To remove the 0-3.3V input voltage limitation (and do whatever signal conditioning magic takes your fancy) you’ll need to add an analog front end. This can be as simple as a voltage divider or as complex as you want it to be. The Wiki contains some examples of simple (naive?) AFE designs and you are encouraged to share your own front end designs and ideas with other Scoppiers. Just head to the forum.
- If the traces or grid lines look too narrow then you can change the width in Settings (tap Menu to see the Settings option)
- Long-pressing most of the control buttons will set the corresponding setting to a default value eg. long-pressing the horizontal position button will reset the horizontal position back to zero. Long-pressing the trigger level button will set the trigger level to the centre of the waveform.
- Long-pressing any of the +/- buttons will continuously change the corresponding value. The longer you press it the faster the value will change.
- Tapping/dragging anything on the grid won't work! That functionality is yet to be implemented. For now you need to use the control buttons.
- If the screen turns off or the app is no longer in the foreground the run mode will change to STOPPED (to prevent draining the battery). You will need to tap RUN to restart the scope.
- The OFF trigger mode prevents all triggering and Scoppy will set the horizonal position so that it is displaying the most recent samples (it normally tries to find a trigger point near the centre of the sample record). This may or may not be useful for viewing very slowly changing signals.
- If the Pico doesn't seem to be connecting try the following:
- tap STOP and then RUN
- unplug the USB cable and plug it back in
- If your phone has a Micro-USB connecter then check that the Micro-USB plug of the OTG cable/adapter is plugged into the phone and not into the Pico.
- If it's still not working then it's possible that your phone/tablet doesn't support USB OTG. You can test this by attaching a USB thumb drive to the OTG cable/adapter. You should be able to browse the files on the drive.
I'll look at adding the following if there is enough interest in the app:
- Better touch interface eg. dragging the trigger indicator to change trigger level and swiping to change horizontal position.
- More trigger settings eg. falling edge
- Max. Sampling Rate: 500kS/s (shared between channels)
- Time/Div: 5us - 20secs
- Memory depth depends on sampling rate.
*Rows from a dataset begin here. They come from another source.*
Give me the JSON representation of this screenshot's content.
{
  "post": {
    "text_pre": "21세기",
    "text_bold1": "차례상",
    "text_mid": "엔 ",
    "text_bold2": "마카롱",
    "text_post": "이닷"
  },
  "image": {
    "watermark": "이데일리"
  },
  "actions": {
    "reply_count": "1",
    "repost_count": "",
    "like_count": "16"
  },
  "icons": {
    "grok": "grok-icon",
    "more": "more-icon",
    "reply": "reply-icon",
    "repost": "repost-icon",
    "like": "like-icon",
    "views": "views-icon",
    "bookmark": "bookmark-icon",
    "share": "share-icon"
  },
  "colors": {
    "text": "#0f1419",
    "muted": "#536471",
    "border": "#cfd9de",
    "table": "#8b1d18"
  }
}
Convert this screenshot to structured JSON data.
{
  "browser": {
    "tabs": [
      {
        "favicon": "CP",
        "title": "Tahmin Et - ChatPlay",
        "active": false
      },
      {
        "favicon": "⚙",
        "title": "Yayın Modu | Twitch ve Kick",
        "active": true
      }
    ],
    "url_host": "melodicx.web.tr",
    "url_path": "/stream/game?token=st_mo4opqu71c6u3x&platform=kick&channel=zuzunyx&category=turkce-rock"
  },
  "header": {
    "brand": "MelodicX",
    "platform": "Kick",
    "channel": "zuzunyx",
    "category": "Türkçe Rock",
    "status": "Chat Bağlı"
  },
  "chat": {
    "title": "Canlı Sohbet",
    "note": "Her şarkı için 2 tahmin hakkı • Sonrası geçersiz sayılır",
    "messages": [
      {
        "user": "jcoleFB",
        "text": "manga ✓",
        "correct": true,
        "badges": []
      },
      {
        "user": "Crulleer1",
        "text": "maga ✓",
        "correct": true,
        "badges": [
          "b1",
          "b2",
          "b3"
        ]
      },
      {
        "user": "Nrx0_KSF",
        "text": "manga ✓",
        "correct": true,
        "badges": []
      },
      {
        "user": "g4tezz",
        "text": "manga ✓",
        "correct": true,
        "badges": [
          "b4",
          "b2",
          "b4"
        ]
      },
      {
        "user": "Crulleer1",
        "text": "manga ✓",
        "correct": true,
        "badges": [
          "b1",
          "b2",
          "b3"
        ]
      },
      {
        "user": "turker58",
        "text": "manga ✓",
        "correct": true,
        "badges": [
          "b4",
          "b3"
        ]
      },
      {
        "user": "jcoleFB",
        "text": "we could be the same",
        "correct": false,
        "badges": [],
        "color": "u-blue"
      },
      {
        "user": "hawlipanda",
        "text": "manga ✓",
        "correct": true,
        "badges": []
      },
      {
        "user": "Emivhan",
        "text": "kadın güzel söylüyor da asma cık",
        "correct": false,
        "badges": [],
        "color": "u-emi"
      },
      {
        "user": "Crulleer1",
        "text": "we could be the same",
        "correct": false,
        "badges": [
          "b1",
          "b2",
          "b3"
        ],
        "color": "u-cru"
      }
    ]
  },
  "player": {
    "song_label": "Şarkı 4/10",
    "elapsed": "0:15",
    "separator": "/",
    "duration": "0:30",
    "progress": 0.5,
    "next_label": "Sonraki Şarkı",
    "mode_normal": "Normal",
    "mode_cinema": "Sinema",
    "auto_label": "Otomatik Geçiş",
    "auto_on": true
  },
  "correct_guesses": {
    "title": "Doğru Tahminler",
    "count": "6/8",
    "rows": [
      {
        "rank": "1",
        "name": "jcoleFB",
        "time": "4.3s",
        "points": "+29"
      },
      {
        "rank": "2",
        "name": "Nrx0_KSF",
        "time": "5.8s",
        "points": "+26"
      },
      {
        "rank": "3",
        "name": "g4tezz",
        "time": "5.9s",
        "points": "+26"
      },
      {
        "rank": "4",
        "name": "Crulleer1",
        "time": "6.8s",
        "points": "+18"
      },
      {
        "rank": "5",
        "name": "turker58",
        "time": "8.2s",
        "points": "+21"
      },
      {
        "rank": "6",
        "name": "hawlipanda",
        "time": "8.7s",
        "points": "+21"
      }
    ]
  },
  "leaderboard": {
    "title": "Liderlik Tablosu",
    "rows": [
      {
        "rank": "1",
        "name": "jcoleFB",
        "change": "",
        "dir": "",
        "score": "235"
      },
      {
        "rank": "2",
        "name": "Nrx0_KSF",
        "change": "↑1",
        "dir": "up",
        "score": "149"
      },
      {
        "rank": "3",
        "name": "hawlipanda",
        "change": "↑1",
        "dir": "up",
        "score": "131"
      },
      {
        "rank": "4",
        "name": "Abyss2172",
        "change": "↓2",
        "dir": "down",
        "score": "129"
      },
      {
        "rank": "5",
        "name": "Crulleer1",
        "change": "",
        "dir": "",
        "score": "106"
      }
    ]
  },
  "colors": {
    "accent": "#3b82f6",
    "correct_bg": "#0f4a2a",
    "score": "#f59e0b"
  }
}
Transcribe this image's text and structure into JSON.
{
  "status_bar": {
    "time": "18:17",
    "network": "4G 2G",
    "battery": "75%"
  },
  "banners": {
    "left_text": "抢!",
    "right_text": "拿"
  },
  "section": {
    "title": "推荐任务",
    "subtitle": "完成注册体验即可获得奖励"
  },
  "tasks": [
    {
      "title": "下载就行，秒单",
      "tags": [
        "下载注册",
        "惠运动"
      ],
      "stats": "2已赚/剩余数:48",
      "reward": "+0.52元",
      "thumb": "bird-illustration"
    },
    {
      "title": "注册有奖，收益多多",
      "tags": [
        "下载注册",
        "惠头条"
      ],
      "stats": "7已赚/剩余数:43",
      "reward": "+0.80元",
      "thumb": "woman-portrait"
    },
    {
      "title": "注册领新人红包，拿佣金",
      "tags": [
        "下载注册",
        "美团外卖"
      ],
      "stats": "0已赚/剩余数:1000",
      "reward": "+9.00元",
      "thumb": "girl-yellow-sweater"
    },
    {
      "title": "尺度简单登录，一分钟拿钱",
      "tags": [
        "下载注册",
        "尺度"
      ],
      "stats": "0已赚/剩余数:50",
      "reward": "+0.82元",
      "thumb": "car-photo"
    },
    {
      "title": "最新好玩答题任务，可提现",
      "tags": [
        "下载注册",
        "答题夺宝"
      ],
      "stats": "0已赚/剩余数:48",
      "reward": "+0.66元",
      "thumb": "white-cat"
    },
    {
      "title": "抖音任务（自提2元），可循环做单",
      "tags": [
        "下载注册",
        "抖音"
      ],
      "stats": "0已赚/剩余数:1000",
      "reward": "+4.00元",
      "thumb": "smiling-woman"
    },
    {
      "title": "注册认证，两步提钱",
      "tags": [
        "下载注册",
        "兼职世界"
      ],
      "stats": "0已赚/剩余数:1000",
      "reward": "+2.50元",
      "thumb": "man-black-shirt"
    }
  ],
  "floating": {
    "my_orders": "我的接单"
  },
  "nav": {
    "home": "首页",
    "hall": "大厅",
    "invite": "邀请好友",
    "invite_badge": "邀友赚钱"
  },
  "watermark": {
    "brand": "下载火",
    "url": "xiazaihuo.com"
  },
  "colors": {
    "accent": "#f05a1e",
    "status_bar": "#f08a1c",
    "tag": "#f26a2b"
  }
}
It ranges between 2kpts (shared between channels) and 20kpts in Run mode and up to 100kpts for Single shot captures.
- When long-pressing the + or - buttons, moving your finger laterally will have the same effect as lifting your finger off the button. The only workaround is to keep your finger stready when long-pressing these buttons.
Advertising and in-app purchase
The free version of the app is one channel and a single banner ad may be displayed at the top of the screen (but no popups I promise!). To enable the 2nd channel and remove all advertising, a small in-app purchase is required. The one-channel version of the app is completely free and all functionality is available without restriction.
Scoppy under development. From left to right: Arduino Uno, AD9833 waveform generator and associated paraphenalia, Pico acting as debugger, Pico running an early version of the scoppy-pico firmware, the Scoppy app on a Nokia 2.1